Now, that deduction is gone completely. Only divorces that were finalized prior to 2019 retain the tax status, but those after 2019 don't have the same tax benefits. That only considers federal taxes. States sometimes allow deductions and taxes, but not all do.
Do recipients of support pay taxes on it?
No, and that might seem like a good thing, but it isn't always. In most cases, the person paying will now have to account for taxation at a higher rate, which means that they may only be able to afford to pay a smaller amount in spousal support. Essentially, both spouses will end up with less than in the past few decades with the previous tax exemption.
Are there ways to avoid alimony and the alimony tax?
There could be ways to avoid alimony, depending on the specifics of your case. For example, you may want to talk about splitting your assets differently, so that your spouse can liquidate a portion after the divorce for spousal support. You could forgo alimony in exchange for a piece of property, a stock or some other asset that has a similar value.
It's not always possible to avoid paying or receiving alimony, though, if it's necessary. If you do need to pay support to your ex-spouse, you will need to account for the change in the law, so that you make sure you are still retaining enough of your earnings. On the other hand, if you are receiving alimony, you'll want to make sure you're receiving enough to cover your needs and accounting for any amount you can't get by seeking a greater number of assets during your divorce.
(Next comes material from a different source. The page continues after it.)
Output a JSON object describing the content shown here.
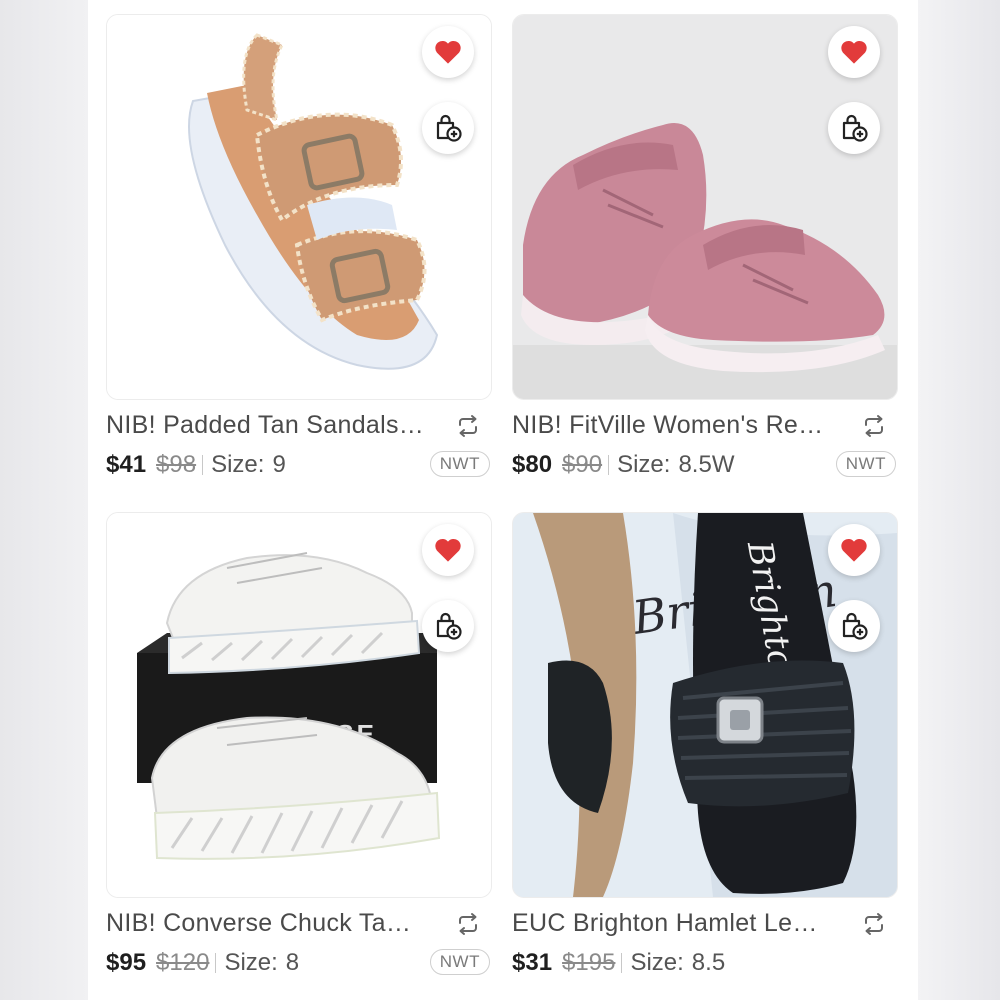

Your attorney will sit down to talk to you more about changes in alimony and spousal support in 2020 and how it may affect your divorce. With laws constantly changing in Minnesota and federally, it's important to get up-to-date facts.